Goal of the exercise → Looking at the records below, state how many lines include the string "Famille" and add nothing further.

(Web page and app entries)
★ ★ ★ ★ ★
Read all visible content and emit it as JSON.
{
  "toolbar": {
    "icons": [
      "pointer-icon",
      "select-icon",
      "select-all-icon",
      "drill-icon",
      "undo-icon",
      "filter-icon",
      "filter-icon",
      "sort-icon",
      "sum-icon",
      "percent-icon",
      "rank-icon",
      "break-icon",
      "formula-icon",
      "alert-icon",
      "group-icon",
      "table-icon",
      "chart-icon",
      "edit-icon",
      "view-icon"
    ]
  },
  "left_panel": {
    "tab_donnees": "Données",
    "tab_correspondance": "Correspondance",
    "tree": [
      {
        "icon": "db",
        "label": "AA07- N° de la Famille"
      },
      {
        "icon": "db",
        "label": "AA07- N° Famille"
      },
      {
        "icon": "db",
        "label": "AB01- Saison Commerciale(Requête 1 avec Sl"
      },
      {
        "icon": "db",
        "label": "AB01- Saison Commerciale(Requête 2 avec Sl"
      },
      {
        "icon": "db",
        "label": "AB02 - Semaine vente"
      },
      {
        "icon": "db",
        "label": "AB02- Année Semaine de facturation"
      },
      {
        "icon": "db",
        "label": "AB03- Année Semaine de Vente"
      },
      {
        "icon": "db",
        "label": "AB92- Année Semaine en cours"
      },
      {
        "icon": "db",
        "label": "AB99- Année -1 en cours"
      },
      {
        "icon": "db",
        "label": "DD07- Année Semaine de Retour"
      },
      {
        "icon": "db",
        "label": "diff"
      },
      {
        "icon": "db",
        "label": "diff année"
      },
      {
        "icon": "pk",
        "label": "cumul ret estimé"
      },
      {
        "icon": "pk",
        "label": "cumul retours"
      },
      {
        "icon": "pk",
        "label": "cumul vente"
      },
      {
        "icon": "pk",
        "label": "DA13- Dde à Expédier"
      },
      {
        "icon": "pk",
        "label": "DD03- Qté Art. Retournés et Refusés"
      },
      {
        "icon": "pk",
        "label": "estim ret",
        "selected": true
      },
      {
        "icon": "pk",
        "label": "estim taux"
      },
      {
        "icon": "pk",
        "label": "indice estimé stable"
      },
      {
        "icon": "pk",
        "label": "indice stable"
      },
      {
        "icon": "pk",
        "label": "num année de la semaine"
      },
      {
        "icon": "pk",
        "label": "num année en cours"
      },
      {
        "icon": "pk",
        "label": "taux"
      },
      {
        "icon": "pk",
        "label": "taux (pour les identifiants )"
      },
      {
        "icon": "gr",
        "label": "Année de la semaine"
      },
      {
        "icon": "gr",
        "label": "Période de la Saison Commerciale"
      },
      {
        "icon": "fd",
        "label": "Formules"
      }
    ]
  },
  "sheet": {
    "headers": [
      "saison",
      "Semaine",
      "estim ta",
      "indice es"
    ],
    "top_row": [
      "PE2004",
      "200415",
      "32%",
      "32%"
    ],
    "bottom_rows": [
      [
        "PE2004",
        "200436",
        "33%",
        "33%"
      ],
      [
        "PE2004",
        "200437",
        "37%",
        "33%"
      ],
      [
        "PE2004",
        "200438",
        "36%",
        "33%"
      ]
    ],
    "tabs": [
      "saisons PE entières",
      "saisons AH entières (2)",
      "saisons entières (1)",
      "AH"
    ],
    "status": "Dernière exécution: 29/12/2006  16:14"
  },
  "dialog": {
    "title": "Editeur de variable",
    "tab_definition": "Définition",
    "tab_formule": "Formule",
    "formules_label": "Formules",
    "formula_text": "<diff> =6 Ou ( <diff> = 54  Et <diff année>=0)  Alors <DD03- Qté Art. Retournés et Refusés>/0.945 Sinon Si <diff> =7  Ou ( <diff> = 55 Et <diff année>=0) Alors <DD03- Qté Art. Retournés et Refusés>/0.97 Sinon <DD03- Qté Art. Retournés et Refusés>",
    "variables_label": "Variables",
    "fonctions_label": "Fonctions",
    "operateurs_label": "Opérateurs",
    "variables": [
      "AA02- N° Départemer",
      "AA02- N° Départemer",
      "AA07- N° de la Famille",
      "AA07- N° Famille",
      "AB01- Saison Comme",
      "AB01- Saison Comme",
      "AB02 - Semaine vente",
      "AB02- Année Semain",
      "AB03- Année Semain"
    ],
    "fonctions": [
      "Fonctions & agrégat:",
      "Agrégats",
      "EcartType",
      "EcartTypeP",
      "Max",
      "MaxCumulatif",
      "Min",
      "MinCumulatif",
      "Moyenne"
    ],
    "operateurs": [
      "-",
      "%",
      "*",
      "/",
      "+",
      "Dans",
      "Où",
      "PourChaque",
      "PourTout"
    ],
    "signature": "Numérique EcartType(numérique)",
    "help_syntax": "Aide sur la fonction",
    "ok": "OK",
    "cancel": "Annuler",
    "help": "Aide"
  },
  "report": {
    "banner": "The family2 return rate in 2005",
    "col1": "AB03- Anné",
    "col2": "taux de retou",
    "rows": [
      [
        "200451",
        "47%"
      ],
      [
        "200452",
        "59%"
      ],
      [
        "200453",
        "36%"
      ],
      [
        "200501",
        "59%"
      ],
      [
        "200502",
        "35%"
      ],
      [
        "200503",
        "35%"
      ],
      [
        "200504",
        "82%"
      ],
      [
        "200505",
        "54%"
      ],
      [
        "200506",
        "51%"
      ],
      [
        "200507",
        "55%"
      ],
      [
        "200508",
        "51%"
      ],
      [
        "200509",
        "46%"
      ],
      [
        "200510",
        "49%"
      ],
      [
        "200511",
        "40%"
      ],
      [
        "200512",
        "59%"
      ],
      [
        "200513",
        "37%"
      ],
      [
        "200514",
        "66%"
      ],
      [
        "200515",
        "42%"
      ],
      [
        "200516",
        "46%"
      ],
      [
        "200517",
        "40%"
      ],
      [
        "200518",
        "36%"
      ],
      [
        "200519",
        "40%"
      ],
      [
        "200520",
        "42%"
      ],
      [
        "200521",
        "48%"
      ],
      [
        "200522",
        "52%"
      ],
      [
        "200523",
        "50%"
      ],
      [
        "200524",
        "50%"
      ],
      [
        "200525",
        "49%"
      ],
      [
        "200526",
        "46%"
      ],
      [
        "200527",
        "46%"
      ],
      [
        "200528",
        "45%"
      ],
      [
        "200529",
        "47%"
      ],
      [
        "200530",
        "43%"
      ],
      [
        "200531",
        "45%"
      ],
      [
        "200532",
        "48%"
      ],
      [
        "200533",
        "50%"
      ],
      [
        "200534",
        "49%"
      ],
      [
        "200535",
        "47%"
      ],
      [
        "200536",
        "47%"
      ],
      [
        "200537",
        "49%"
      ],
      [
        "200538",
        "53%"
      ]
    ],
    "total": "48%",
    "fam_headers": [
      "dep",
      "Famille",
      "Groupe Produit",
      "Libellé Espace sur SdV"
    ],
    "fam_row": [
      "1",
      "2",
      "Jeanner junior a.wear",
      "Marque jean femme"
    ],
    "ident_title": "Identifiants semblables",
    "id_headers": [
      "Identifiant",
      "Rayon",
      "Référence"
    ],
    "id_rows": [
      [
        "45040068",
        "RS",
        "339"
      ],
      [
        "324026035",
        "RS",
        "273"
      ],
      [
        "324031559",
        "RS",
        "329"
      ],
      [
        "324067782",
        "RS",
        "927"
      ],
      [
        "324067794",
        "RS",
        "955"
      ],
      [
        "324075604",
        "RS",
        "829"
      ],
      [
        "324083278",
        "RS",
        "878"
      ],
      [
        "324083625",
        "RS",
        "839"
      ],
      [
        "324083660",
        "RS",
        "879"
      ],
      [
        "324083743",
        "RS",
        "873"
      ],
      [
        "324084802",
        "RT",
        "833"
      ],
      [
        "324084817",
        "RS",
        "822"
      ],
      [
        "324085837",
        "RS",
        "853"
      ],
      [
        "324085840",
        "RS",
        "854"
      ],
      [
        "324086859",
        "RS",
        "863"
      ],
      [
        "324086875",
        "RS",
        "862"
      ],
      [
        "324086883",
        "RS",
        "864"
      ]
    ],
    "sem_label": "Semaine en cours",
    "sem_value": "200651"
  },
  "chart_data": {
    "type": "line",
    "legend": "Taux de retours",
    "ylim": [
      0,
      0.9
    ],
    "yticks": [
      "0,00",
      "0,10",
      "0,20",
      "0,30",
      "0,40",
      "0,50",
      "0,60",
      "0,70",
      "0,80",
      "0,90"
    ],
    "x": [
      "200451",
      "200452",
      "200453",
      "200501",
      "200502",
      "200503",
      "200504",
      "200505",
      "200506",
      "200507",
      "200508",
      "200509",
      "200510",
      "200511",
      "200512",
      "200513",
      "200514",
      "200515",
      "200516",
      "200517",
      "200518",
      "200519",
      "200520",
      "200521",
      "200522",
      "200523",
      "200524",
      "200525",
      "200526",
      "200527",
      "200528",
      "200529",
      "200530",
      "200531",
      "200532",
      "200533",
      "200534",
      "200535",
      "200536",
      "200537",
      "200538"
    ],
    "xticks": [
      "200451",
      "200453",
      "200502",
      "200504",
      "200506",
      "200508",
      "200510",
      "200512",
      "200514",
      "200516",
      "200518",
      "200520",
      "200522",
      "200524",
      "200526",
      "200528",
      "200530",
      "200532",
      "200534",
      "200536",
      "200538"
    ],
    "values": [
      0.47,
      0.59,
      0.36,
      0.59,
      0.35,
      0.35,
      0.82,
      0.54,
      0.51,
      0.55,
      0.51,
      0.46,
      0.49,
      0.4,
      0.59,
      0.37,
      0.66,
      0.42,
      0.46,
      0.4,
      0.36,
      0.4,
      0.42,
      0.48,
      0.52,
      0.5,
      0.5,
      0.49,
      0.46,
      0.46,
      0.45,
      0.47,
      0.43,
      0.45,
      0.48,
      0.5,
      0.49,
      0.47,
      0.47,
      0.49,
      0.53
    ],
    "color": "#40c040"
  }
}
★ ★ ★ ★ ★
Worked solution → 5